Scoop has an Ethical Paywall
Work smarter with a Pro licence Learn More

Video | Agriculture | Confidence | Economy | Energy | Employment | Finance | Media | Property | RBNZ | Science | SOEs | Tax | Technology | Telecoms | Tourism | Transport | Search

 

Pale shadow of the R&D tax credit

Pale shadow of the R&D tax credit - 11 May

The Government’s announced research, science and technology package will help a few and miss the rest. Grants and vouchers come hand in hand with dead weight bureaucracy. An economy wide approach using tax credits would be much more effective say the New Zealand Manufacturers and Exporters Association (NZMEA).

NZMEA Chief Executive John Walley says, “More winner picking by the Government will do little to address the underinvestment in New Zealand firms.”

“New Zealand’s ability to compete in export markets depends on the capacity to innovate. We must add value to our primary products and create niche markets for unique manufactured products. For this substantial investment is needed, and an incentive to invest in these value add areas is vital. The initiatives announced by John Key only just scratch the surface.”
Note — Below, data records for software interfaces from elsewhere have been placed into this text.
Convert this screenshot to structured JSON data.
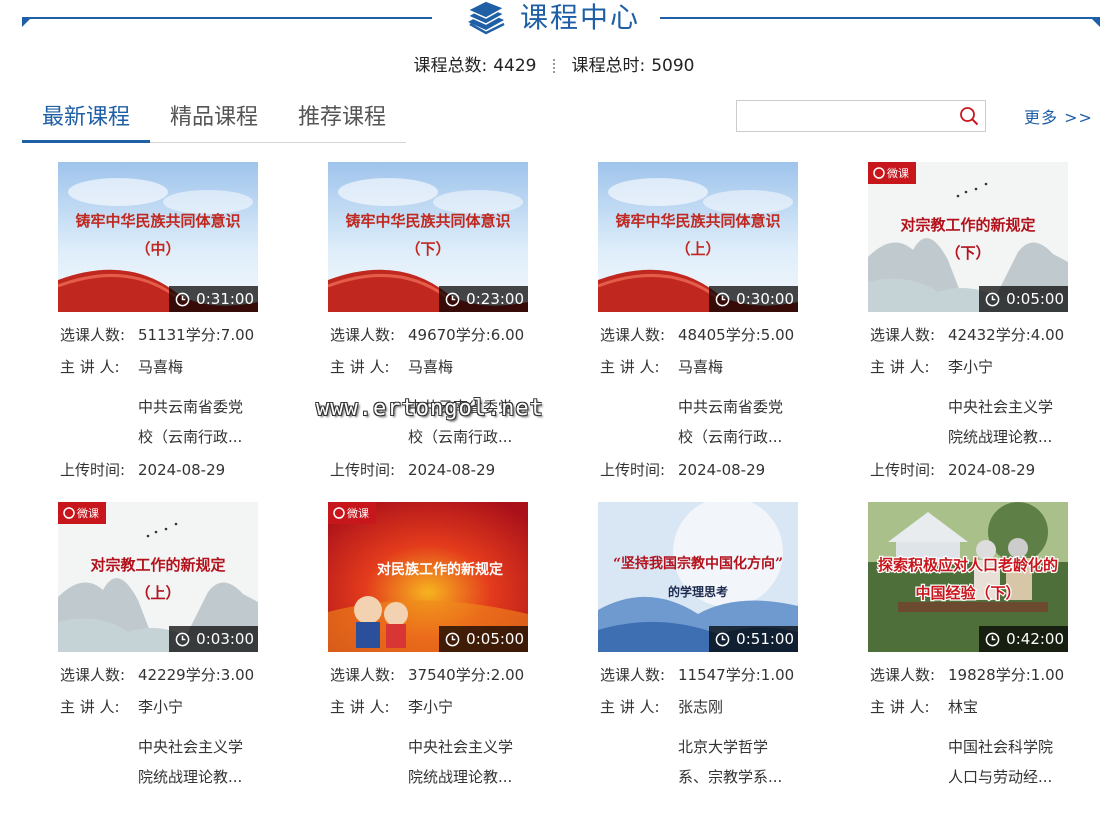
{
  "header": {
    "title": "课程中心"
  },
  "stats": {
    "total_courses_label": "课程总数:",
    "total_courses_value": "4429",
    "total_hours_label": "课程总时:",
    "total_hours_value": "5090"
  },
  "tabs": [
    {
      "label": "最新课程",
      "active": true
    },
    {
      "label": "精品课程",
      "active": false
    },
    {
      "label": "推荐课程",
      "active": false
    }
  ],
  "search": {
    "value": "",
    "placeholder": ""
  },
  "more_link": "更多 >>",
  "labels": {
    "enrolled": "选课人数:",
    "credits": "学分:",
    "lecturer": "主 讲 人:",
    "uploaded": "上传时间:"
  },
  "courses": [
    {
      "thumb_title": "铸牢中华民族共同体意识",
      "thumb_sub": "（中）",
      "badge": "",
      "duration": "0:31:00",
      "enrolled": "51131",
      "credits": "7.00",
      "lecturer": "马喜梅",
      "org_line1": "中共云南省委党",
      "org_line2": "校（云南行政...",
      "date": "2024-08-29"
    },
    {
      "thumb_title": "铸牢中华民族共同体意识",
      "thumb_sub": "（下）",
      "badge": "",
      "duration": "0:23:00",
      "enrolled": "49670",
      "credits": "6.00",
      "lecturer": "马喜梅",
      "org_line1": "中共云南省委党",
      "org_line2": "校（云南行政...",
      "date": "2024-08-29"
    },
    {
      "thumb_title": "铸牢中华民族共同体意识",
      "thumb_sub": "（上）",
      "badge": "",
      "duration": "0:30:00",
      "enrolled": "48405",
      "credits": "5.00",
      "lecturer": "马喜梅",
      "org_line1": "中共云南省委党",
      "org_line2": "校（云南行政...",
      "date": "2024-08-29"
    },
    {
      "thumb_title": "对宗教工作的新规定",
      "thumb_sub": "（下）",
      "badge": "微课",
      "duration": "0:05:00",
      "enrolled": "42432",
      "credits": "4.00",
      "lecturer": "李小宁",
      "org_line1": "中央社会主义学",
      "org_line2": "院统战理论教...",
      "date": "2024-08-29"
    },
    {
      "thumb_title": "对宗教工作的新规定",
      "thumb_sub": "（上）",
      "badge": "微课",
      "duration": "0:03:00",
      "enrolled": "42229",
      "credits": "3.00",
      "lecturer": "李小宁",
      "org_line1": "中央社会主义学",
      "org_line2": "院统战理论教...",
      "date": ""
    },
    {
      "thumb_title": "对民族工作的新规定",
      "thumb_sub": "",
      "badge": "微课",
      "duration": "0:05:00",
      "enrolled": "37540",
      "credits": "2.00",
      "lecturer": "李小宁",
      "org_line1": "中央社会主义学",
      "org_line2": "院统战理论教...",
      "date": ""
    },
    {
      "thumb_title": "“坚持我国宗教中国化方向”",
      "thumb_sub": "的学理思考",
      "badge": "",
      "duration": "0:51:00",
      "enrolled": "11547",
      "credits": "1.00",
      "lecturer": "张志刚",
      "org_line1": "北京大学哲学",
      "org_line2": "系、宗教学系...",
      "date": ""
    },
    {
      "thumb_title": "探索积极应对人口老龄化的",
      "thumb_sub": "中国经验（下）",
      "badge": "",
      "duration": "0:42:00",
      "enrolled": "19828",
      "credits": "1.00",
      "lecturer": "林宝",
      "org_line1": "中国社会科学院",
      "org_line2": "人口与劳动经...",
      "date": ""
    }
  ],
  "watermark": "www.ertongol.net",
  "colors": {
    "accent": "#1f5fa6",
    "badge_red": "#c8161d",
    "thumb_red": "#c0281f"
  }
}
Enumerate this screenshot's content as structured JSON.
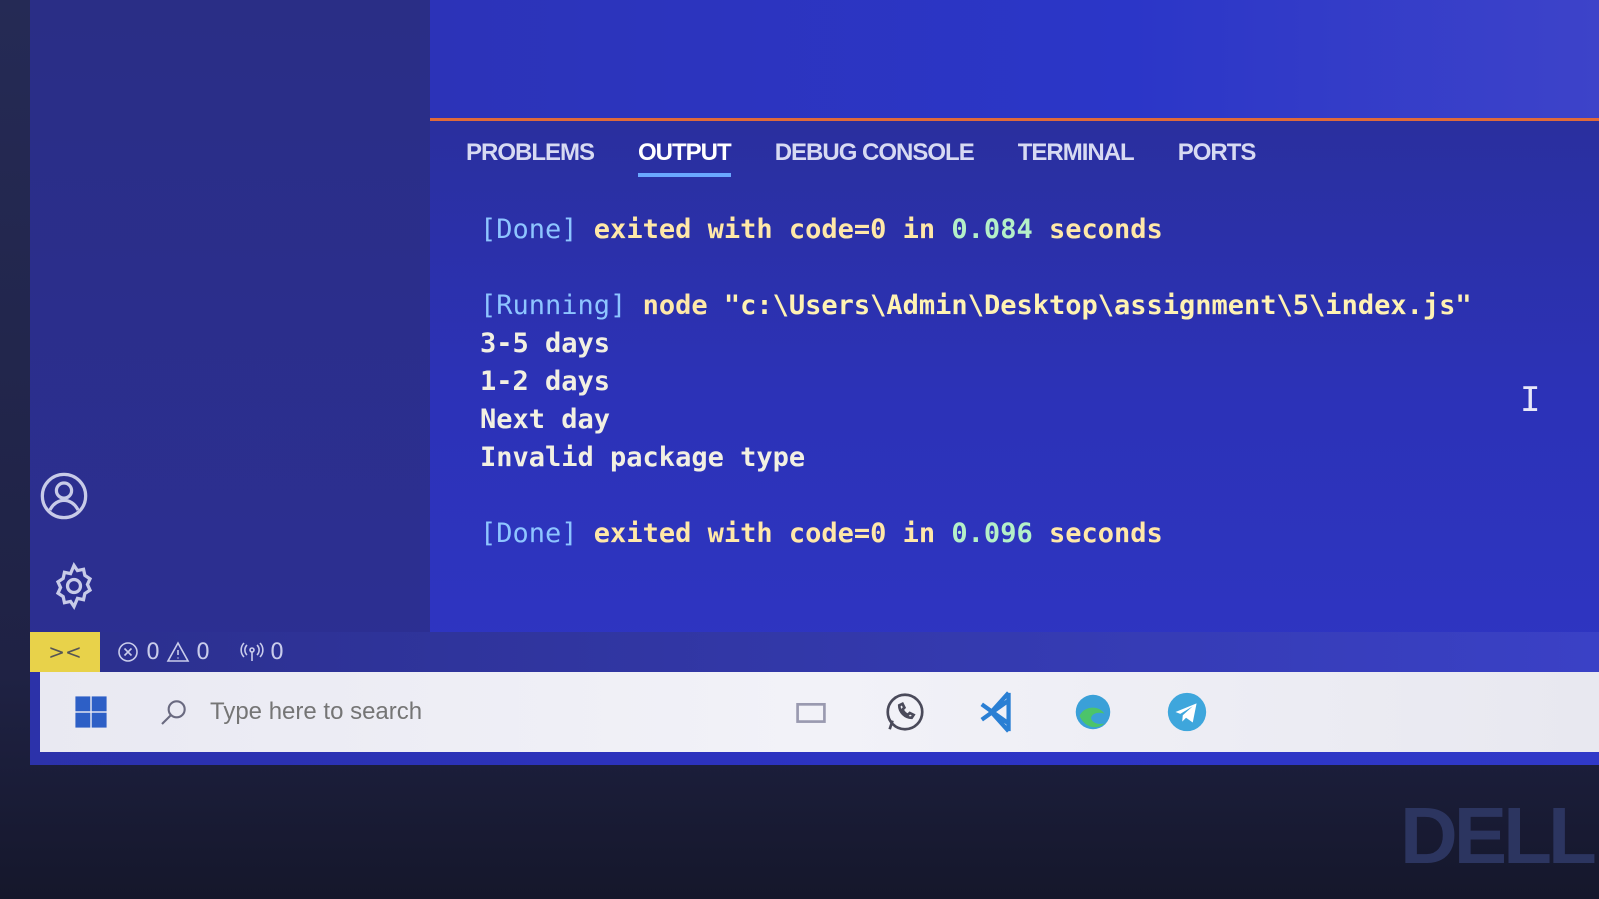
{
  "panel": {
    "tabs": [
      {
        "label": "PROBLEMS",
        "active": false
      },
      {
        "label": "OUTPUT",
        "active": true
      },
      {
        "label": "DEBUG CONSOLE",
        "active": false
      },
      {
        "label": "TERMINAL",
        "active": false
      },
      {
        "label": "PORTS",
        "active": false
      }
    ],
    "output": {
      "done1_tag": "[Done]",
      "done1_text": " exited with code=0 in ",
      "done1_time": "0.084",
      "done1_unit": " seconds",
      "running_tag": "[Running]",
      "running_cmd": " node ",
      "running_path": "\"c:\\Users\\Admin\\Desktop\\assignment\\5\\index.js\"",
      "lines": [
        "3-5 days",
        "1-2 days",
        "Next day",
        "Invalid package type"
      ],
      "done2_tag": "[Done]",
      "done2_text": " exited with code=0 in ",
      "done2_time": "0.096",
      "done2_unit": " seconds"
    }
  },
  "statusbar": {
    "errors": "0",
    "warnings": "0",
    "ports": "0"
  },
  "taskbar": {
    "search_placeholder": "Type here to search"
  },
  "brand": "DELL",
  "colors": {
    "accent_border": "#e06a3a",
    "active_tab_underline": "#6aa8ff",
    "remote_indicator": "#e8d24a"
  }
}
“New Zealand’s tradeable sector is largely made up of small to medium sized businesses operating under the $3million revenue grant threshold; they will only have access to a cumbersome voucher system. In any event, picking winners for early stage companies is virtually impossible; why not back those that back themselves? A tax credit gives all firms access to the Research and Development (R&D) incentive and ensures that those most qualified to judge the potential success of a project, those running the firm, get to determine the merit of any R&D investment.”

“All developed nations support R&D and most, like Australia, have made this work using their tax system,” says Mr Walley. “A system that offers support to innovative firms across the board is needed to lift our traded economy.”

ENDS

Advertisement - scroll to continue reading

Are you getting our free newsletter?

Subscribe to Scoop’s 'The Catch Up' our free weekly newsletter sent to your inbox every Monday with stories from across our network.

© Scoop Media

Advertisement - scroll to continue reading
 
 
 
Business Headlines | Sci-Tech Headlines

 
 
 
 
 
 
 
 
 
 
 
 
 

Join Our Free Newsletter

Subscribe to Scoop’s 'The Catch Up' our free weekly newsletter sent to your inbox every Monday with stories from across our network.